[Collected data]
[Start of section]

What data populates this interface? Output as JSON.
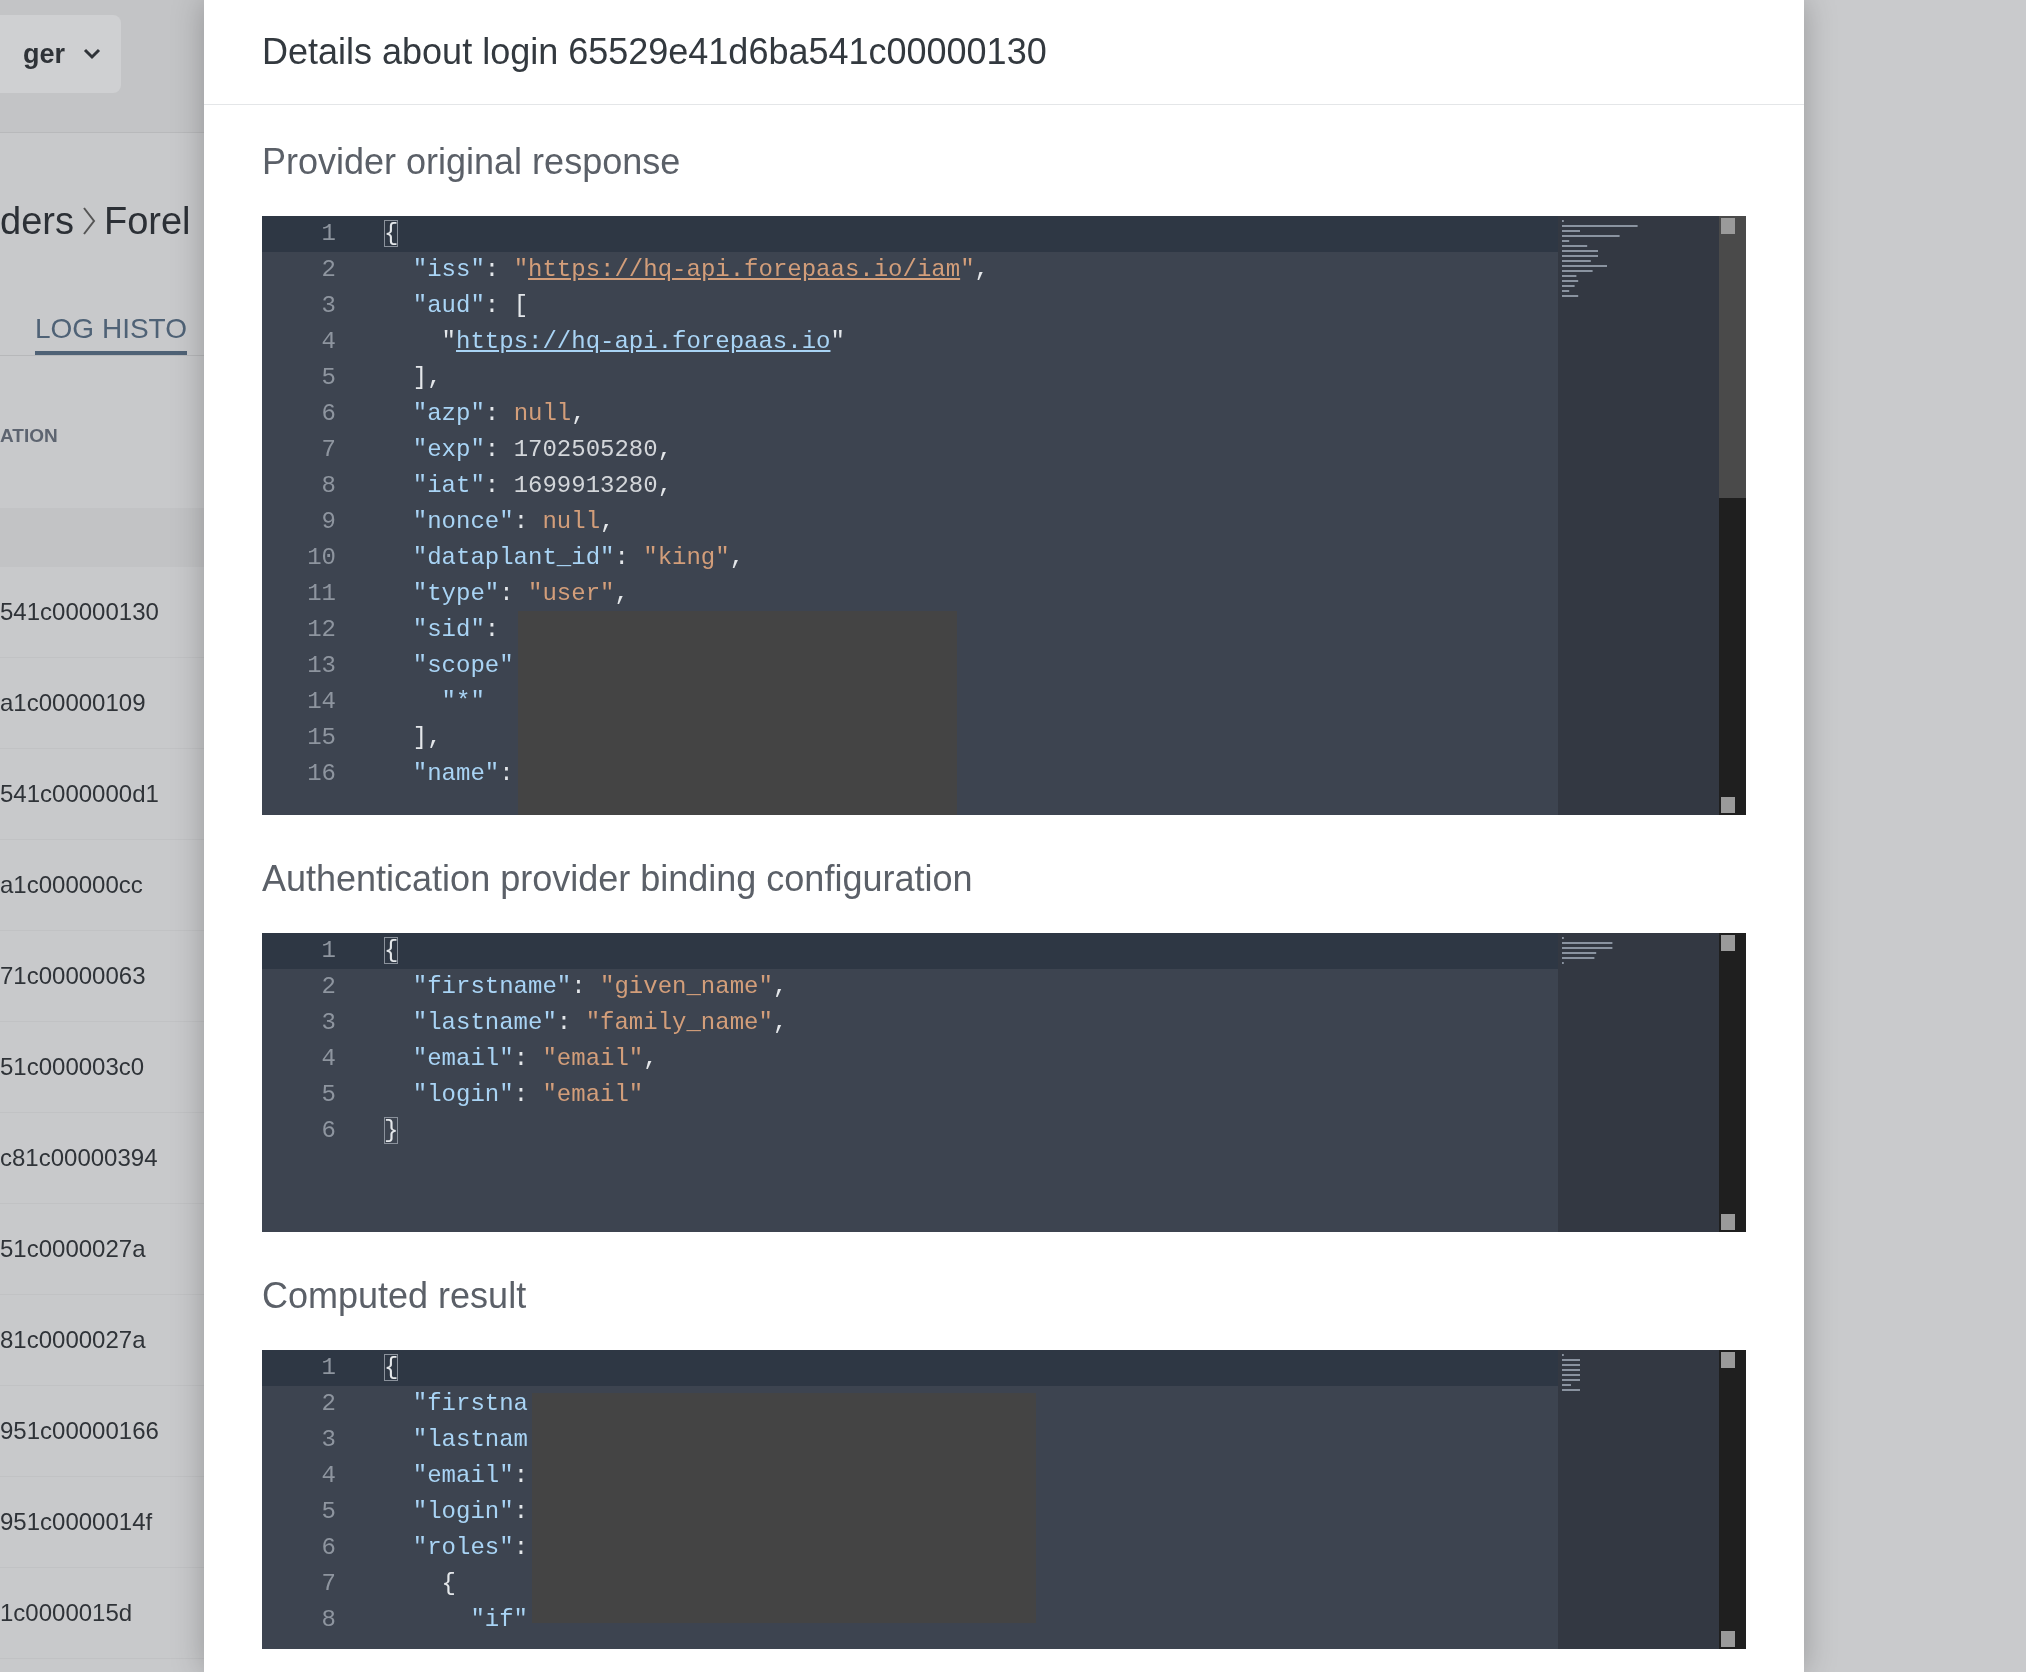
{
  "background": {
    "dropdown": {
      "value": "ger"
    },
    "breadcrumb": [
      "ders",
      "Forel"
    ],
    "tab": {
      "label": "LOG HISTO",
      "selected": true
    },
    "column": "ATION",
    "rows": [
      "541c00000130",
      "a1c00000109",
      "541c000000d1",
      "a1c000000cc",
      "71c00000063",
      "51c000003c0",
      "c81c00000394",
      "51c0000027a",
      "81c0000027a",
      "951c00000166",
      "951c0000014f",
      "1c0000015d"
    ]
  },
  "modal": {
    "title": "Details about login 65529e41d6ba541c00000130",
    "sections": [
      {
        "heading": "Provider original response",
        "redacted": true,
        "lines": [
          {
            "number": "1",
            "active": true,
            "tokens": [
              {
                "kind": "bracket_match",
                "text": "{"
              }
            ]
          },
          {
            "number": "2",
            "active": false,
            "tokens": [
              {
                "kind": "key",
                "text": "  \"iss\""
              },
              {
                "kind": "punct",
                "text": ": "
              },
              {
                "kind": "string",
                "text": "\""
              },
              {
                "kind": "string_link",
                "text": "https://hq-api.forepaas.io/iam"
              },
              {
                "kind": "string",
                "text": "\""
              },
              {
                "kind": "punct",
                "text": ","
              }
            ]
          },
          {
            "number": "3",
            "active": false,
            "tokens": [
              {
                "kind": "key",
                "text": "  \"aud\""
              },
              {
                "kind": "punct",
                "text": ": ["
              }
            ]
          },
          {
            "number": "4",
            "active": false,
            "tokens": [
              {
                "kind": "punct",
                "text": "    \""
              },
              {
                "kind": "key_link",
                "text": "https://hq-api.forepaas.io"
              },
              {
                "kind": "punct",
                "text": "\""
              }
            ]
          },
          {
            "number": "5",
            "active": false,
            "tokens": [
              {
                "kind": "punct",
                "text": "  ],"
              }
            ]
          },
          {
            "number": "6",
            "active": false,
            "tokens": [
              {
                "kind": "key",
                "text": "  \"azp\""
              },
              {
                "kind": "punct",
                "text": ": "
              },
              {
                "kind": "string",
                "text": "null"
              },
              {
                "kind": "punct",
                "text": ","
              }
            ]
          },
          {
            "number": "7",
            "active": false,
            "tokens": [
              {
                "kind": "key",
                "text": "  \"exp\""
              },
              {
                "kind": "punct",
                "text": ": "
              },
              {
                "kind": "number",
                "text": "1702505280"
              },
              {
                "kind": "punct",
                "text": ","
              }
            ]
          },
          {
            "number": "8",
            "active": false,
            "tokens": [
              {
                "kind": "key",
                "text": "  \"iat\""
              },
              {
                "kind": "punct",
                "text": ": "
              },
              {
                "kind": "number",
                "text": "1699913280"
              },
              {
                "kind": "punct",
                "text": ","
              }
            ]
          },
          {
            "number": "9",
            "active": false,
            "tokens": [
              {
                "kind": "key",
                "text": "  \"nonce\""
              },
              {
                "kind": "punct",
                "text": ": "
              },
              {
                "kind": "string",
                "text": "null"
              },
              {
                "kind": "punct",
                "text": ","
              }
            ]
          },
          {
            "number": "10",
            "active": false,
            "tokens": [
              {
                "kind": "key",
                "text": "  \"dataplant_id\""
              },
              {
                "kind": "punct",
                "text": ": "
              },
              {
                "kind": "string",
                "text": "\"king\""
              },
              {
                "kind": "punct",
                "text": ","
              }
            ]
          },
          {
            "number": "11",
            "active": false,
            "tokens": [
              {
                "kind": "key",
                "text": "  \"type\""
              },
              {
                "kind": "punct",
                "text": ": "
              },
              {
                "kind": "string",
                "text": "\"user\""
              },
              {
                "kind": "punct",
                "text": ","
              }
            ]
          },
          {
            "number": "12",
            "active": false,
            "tokens": [
              {
                "kind": "key",
                "text": "  \"sid\""
              },
              {
                "kind": "punct",
                "text": ":"
              }
            ]
          },
          {
            "number": "13",
            "active": false,
            "tokens": [
              {
                "kind": "key",
                "text": "  \"scope\""
              }
            ]
          },
          {
            "number": "14",
            "active": false,
            "tokens": [
              {
                "kind": "key",
                "text": "    \"*\""
              }
            ]
          },
          {
            "number": "15",
            "active": false,
            "tokens": [
              {
                "kind": "punct",
                "text": "  ],"
              }
            ]
          },
          {
            "number": "16",
            "active": false,
            "tokens": [
              {
                "kind": "key",
                "text": "  \"name\""
              },
              {
                "kind": "punct",
                "text": ":"
              }
            ]
          }
        ]
      },
      {
        "heading": "Authentication provider binding configuration",
        "redacted": false,
        "lines": [
          {
            "number": "1",
            "active": true,
            "tokens": [
              {
                "kind": "bracket_match",
                "text": "{"
              }
            ]
          },
          {
            "number": "2",
            "active": false,
            "tokens": [
              {
                "kind": "key",
                "text": "  \"firstname\""
              },
              {
                "kind": "punct",
                "text": ": "
              },
              {
                "kind": "string",
                "text": "\"given_name\""
              },
              {
                "kind": "punct",
                "text": ","
              }
            ]
          },
          {
            "number": "3",
            "active": false,
            "tokens": [
              {
                "kind": "key",
                "text": "  \"lastname\""
              },
              {
                "kind": "punct",
                "text": ": "
              },
              {
                "kind": "string",
                "text": "\"family_name\""
              },
              {
                "kind": "punct",
                "text": ","
              }
            ]
          },
          {
            "number": "4",
            "active": false,
            "tokens": [
              {
                "kind": "key",
                "text": "  \"email\""
              },
              {
                "kind": "punct",
                "text": ": "
              },
              {
                "kind": "string",
                "text": "\"email\""
              },
              {
                "kind": "punct",
                "text": ","
              }
            ]
          },
          {
            "number": "5",
            "active": false,
            "tokens": [
              {
                "kind": "key",
                "text": "  \"login\""
              },
              {
                "kind": "punct",
                "text": ": "
              },
              {
                "kind": "string",
                "text": "\"email\""
              }
            ]
          },
          {
            "number": "6",
            "active": false,
            "tokens": [
              {
                "kind": "bracket_match",
                "text": "}"
              }
            ]
          }
        ]
      },
      {
        "heading": "Computed result",
        "redacted": true,
        "lines": [
          {
            "number": "1",
            "active": true,
            "tokens": [
              {
                "kind": "bracket_match",
                "text": "{"
              }
            ]
          },
          {
            "number": "2",
            "active": false,
            "tokens": [
              {
                "kind": "key",
                "text": "  \"firstna"
              }
            ]
          },
          {
            "number": "3",
            "active": false,
            "tokens": [
              {
                "kind": "key",
                "text": "  \"lastnam"
              }
            ]
          },
          {
            "number": "4",
            "active": false,
            "tokens": [
              {
                "kind": "key",
                "text": "  \"email\""
              },
              {
                "kind": "punct",
                "text": ":"
              }
            ]
          },
          {
            "number": "5",
            "active": false,
            "tokens": [
              {
                "kind": "key",
                "text": "  \"login\""
              },
              {
                "kind": "punct",
                "text": ":"
              }
            ]
          },
          {
            "number": "6",
            "active": false,
            "tokens": [
              {
                "kind": "key",
                "text": "  \"roles\""
              },
              {
                "kind": "punct",
                "text": ":"
              }
            ]
          },
          {
            "number": "7",
            "active": false,
            "tokens": [
              {
                "kind": "punct",
                "text": "    {"
              }
            ]
          },
          {
            "number": "8",
            "active": false,
            "tokens": [
              {
                "kind": "key",
                "text": "      \"if\""
              }
            ]
          }
        ]
      }
    ]
  }
}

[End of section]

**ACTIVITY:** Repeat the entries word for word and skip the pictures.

**ANSWER FOR THE TASK:**
What data populates this interface? Output as JSON.
{
  "background": {
    "dropdown": {
      "value": "ger"
    },
    "breadcrumb": [
      "ders",
      "Forel"
    ],
    "tab": {
      "label": "LOG HISTO",
      "selected": true
    },
    "column": "ATION",
    "rows": [
      "541c00000130",
      "a1c00000109",
      "541c000000d1",
      "a1c000000cc",
      "71c00000063",
      "51c000003c0",
      "c81c00000394",
      "51c0000027a",
      "81c0000027a",
      "951c00000166",
      "951c0000014f",
      "1c0000015d"
    ]
  },
  "modal": {
    "title": "Details about login 65529e41d6ba541c00000130",
    "sections": [
      {
        "heading": "Provider original response",
        "redacted": true,
        "lines": [
          {
            "number": "1",
            "active": true,
            "tokens": [
              {
                "kind": "bracket_match",
                "text": "{"
              }
            ]
          },
          {
            "number": "2",
            "active": false,
            "tokens": [
              {
                "kind": "key",
                "text": "  \"iss\""
              },
              {
                "kind": "punct",
                "text": ": "
              },
              {
                "kind": "string",
                "text": "\""
              },
              {
                "kind": "string_link",
                "text": "https://hq-api.forepaas.io/iam"
              },
              {
                "kind": "string",
                "text": "\""
              },
              {
                "kind": "punct",
                "text": ","
              }
            ]
          },
          {
            "number": "3",
            "active": false,
            "tokens": [
              {
                "kind": "key",
                "text": "  \"aud\""
              },
              {
                "kind": "punct",
                "text": ": ["
              }
            ]
          },
          {
            "number": "4",
            "active": false,
            "tokens": [
              {
                "kind": "punct",
                "text": "    \""
              },
              {
                "kind": "key_link",
                "text": "https://hq-api.forepaas.io"
              },
              {
                "kind": "punct",
                "text": "\""
              }
            ]
          },
          {
            "number": "5",
            "active": false,
            "tokens": [
              {
                "kind": "punct",
                "text": "  ],"
              }
            ]
          },
          {
            "number": "6",
            "active": false,
            "tokens": [
              {
                "kind": "key",
                "text": "  \"azp\""
              },
              {
                "kind": "punct",
                "text": ": "
              },
              {
                "kind": "string",
                "text": "null"
              },
              {
                "kind": "punct",
                "text": ","
              }
            ]
          },
          {
            "number": "7",
            "active": false,
            "tokens": [
              {
                "kind": "key",
                "text": "  \"exp\""
              },
              {
                "kind": "punct",
                "text": ": "
              },
              {
                "kind": "number",
                "text": "1702505280"
              },
              {
                "kind": "punct",
                "text": ","
              }
            ]
          },
          {
            "number": "8",
            "active": false,
            "tokens": [
              {
                "kind": "key",
                "text": "  \"iat\""
              },
              {
                "kind": "punct",
                "text": ": "
              },
              {
                "kind": "number",
                "text": "1699913280"
              },
              {
                "kind": "punct",
                "text": ","
              }
            ]
          },
          {
            "number": "9",
            "active": false,
            "tokens": [
              {
                "kind": "key",
                "text": "  \"nonce\""
              },
              {
                "kind": "punct",
                "text": ": "
              },
              {
                "kind": "string",
                "text": "null"
              },
              {
                "kind": "punct",
                "text": ","
              }
            ]
          },
          {
            "number": "10",
            "active": false,
            "tokens": [
              {
                "kind": "key",
                "text": "  \"dataplant_id\""
              },
              {
                "kind": "punct",
                "text": ": "
              },
              {
                "kind": "string",
                "text": "\"king\""
              },
              {
                "kind": "punct",
                "text": ","
              }
            ]
          },
          {
            "number": "11",
            "active": false,
            "tokens": [
              {
                "kind": "key",
                "text": "  \"type\""
              },
              {
                "kind": "punct",
                "text": ": "
              },
              {
                "kind": "string",
                "text": "\"user\""
              },
              {
                "kind": "punct",
                "text": ","
              }
            ]
          },
          {
            "number": "12",
            "active": false,
            "tokens": [
              {
                "kind": "key",
                "text": "  \"sid\""
              },
              {
                "kind": "punct",
                "text": ":"
              }
            ]
          },
          {
            "number": "13",
            "active": false,
            "tokens": [
              {
                "kind": "key",
                "text": "  \"scope\""
              }
            ]
          },
          {
            "number": "14",
            "active": false,
            "tokens": [
              {
                "kind": "key",
                "text": "    \"*\""
              }
            ]
          },
          {
            "number": "15",
            "active": false,
            "tokens": [
              {
                "kind": "punct",
                "text": "  ],"
              }
            ]
          },
          {
            "number": "16",
            "active": false,
            "tokens": [
              {
                "kind": "key",
                "text": "  \"name\""
              },
              {
                "kind": "punct",
                "text": ":"
              }
            ]
          }
        ]
      },
      {
        "heading": "Authentication provider binding configuration",
        "redacted": false,
        "lines": [
          {
            "number": "1",
            "active": true,
            "tokens": [
              {
                "kind": "bracket_match",
                "text": "{"
              }
            ]
          },
          {
            "number": "2",
            "active": false,
            "tokens": [
              {
                "kind": "key",
                "text": "  \"firstname\""
              },
              {
                "kind": "punct",
                "text": ": "
              },
              {
                "kind": "string",
                "text": "\"given_name\""
              },
              {
                "kind": "punct",
                "text": ","
              }
            ]
          },
          {
            "number": "3",
            "active": false,
            "tokens": [
              {
                "kind": "key",
                "text": "  \"lastname\""
              },
              {
                "kind": "punct",
                "text": ": "
              },
              {
                "kind": "string",
                "text": "\"family_name\""
              },
              {
                "kind": "punct",
                "text": ","
              }
            ]
          },
          {
            "number": "4",
            "active": false,
            "tokens": [
              {
                "kind": "key",
                "text": "  \"email\""
              },
              {
                "kind": "punct",
                "text": ": "
              },
              {
                "kind": "string",
                "text": "\"email\""
              },
              {
                "kind": "punct",
                "text": ","
              }
            ]
          },
          {
            "number": "5",
            "active": false,
            "tokens": [
              {
                "kind": "key",
                "text": "  \"login\""
              },
              {
                "kind": "punct",
                "text": ": "
              },
              {
                "kind": "string",
                "text": "\"email\""
              }
            ]
          },
          {
            "number": "6",
            "active": false,
            "tokens": [
              {
                "kind": "bracket_match",
                "text": "}"
              }
            ]
          }
        ]
      },
      {
        "heading": "Computed result",
        "redacted": true,
        "lines": [
          {
            "number": "1",
            "active": true,
            "tokens": [
              {
                "kind": "bracket_match",
                "text": "{"
              }
            ]
          },
          {
            "number": "2",
            "active": false,
            "tokens": [
              {
                "kind": "key",
                "text": "  \"firstna"
              }
            ]
          },
          {
            "number": "3",
            "active": false,
            "tokens": [
              {
                "kind": "key",
                "text": "  \"lastnam"
              }
            ]
          },
          {
            "number": "4",
            "active": false,
            "tokens": [
              {
                "kind": "key",
                "text": "  \"email\""
              },
              {
                "kind": "punct",
                "text": ":"
              }
            ]
          },
          {
            "number": "5",
            "active": false,
            "tokens": [
              {
                "kind": "key",
                "text": "  \"login\""
              },
              {
                "kind": "punct",
                "text": ":"
              }
            ]
          },
          {
            "number": "6",
            "active": false,
            "tokens": [
              {
                "kind": "key",
                "text": "  \"roles\""
              },
              {
                "kind": "punct",
                "text": ":"
              }
            ]
          },
          {
            "number": "7",
            "active": false,
            "tokens": [
              {
                "kind": "punct",
                "text": "    {"
              }
            ]
          },
          {
            "number": "8",
            "active": false,
            "tokens": [
              {
                "kind": "key",
                "text": "      \"if\""
              }
            ]
          }
        ]
      }
    ]
  }
}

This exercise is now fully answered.